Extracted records
____________________
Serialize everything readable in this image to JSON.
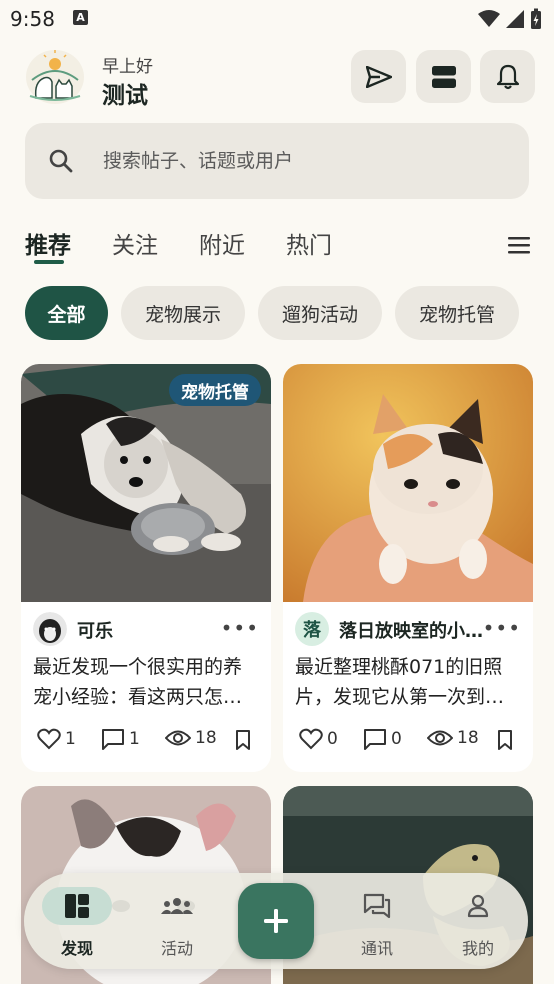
{
  "status_bar": {
    "time": "9:58",
    "notif_glyph": "A"
  },
  "header": {
    "greeting": "早上好",
    "username": "测试",
    "icons": [
      "send-icon",
      "layout-toggle-icon",
      "bell-icon"
    ]
  },
  "search": {
    "placeholder": "搜索帖子、话题或用户"
  },
  "tabs": [
    {
      "label": "推荐",
      "active": true
    },
    {
      "label": "关注"
    },
    {
      "label": "附近"
    },
    {
      "label": "热门"
    }
  ],
  "chips": [
    {
      "label": "全部",
      "active": true
    },
    {
      "label": "宠物展示"
    },
    {
      "label": "遛狗活动"
    },
    {
      "label": "宠物托管"
    }
  ],
  "posts": [
    {
      "badge": "宠物托管",
      "author": "可乐",
      "avatar_letter": "",
      "text_line1": "最近发现一个很实用的养",
      "text_line2": "宠小经验：看这两只怎…",
      "likes": "1",
      "comments": "1",
      "views": "18"
    },
    {
      "badge": "",
      "author": "落日放映室的小…",
      "avatar_letter": "落",
      "text_line1": "最近整理桃酥071的旧照",
      "text_line2": "片，发现它从第一次到…",
      "likes": "0",
      "comments": "0",
      "views": "18"
    }
  ],
  "bottom_nav": {
    "items": [
      {
        "label": "发现",
        "icon": "discover-icon",
        "active": true
      },
      {
        "label": "活动",
        "icon": "group-icon"
      },
      {
        "label": "通讯",
        "icon": "chat-icon"
      },
      {
        "label": "我的",
        "icon": "profile-icon"
      }
    ],
    "fab_icon": "plus-icon"
  },
  "more_glyph": "•••",
  "colors": {
    "accent": "#1f5445",
    "badge": "#1f5676",
    "background": "#fbf9f3"
  }
}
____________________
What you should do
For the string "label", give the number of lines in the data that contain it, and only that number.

Answer below
12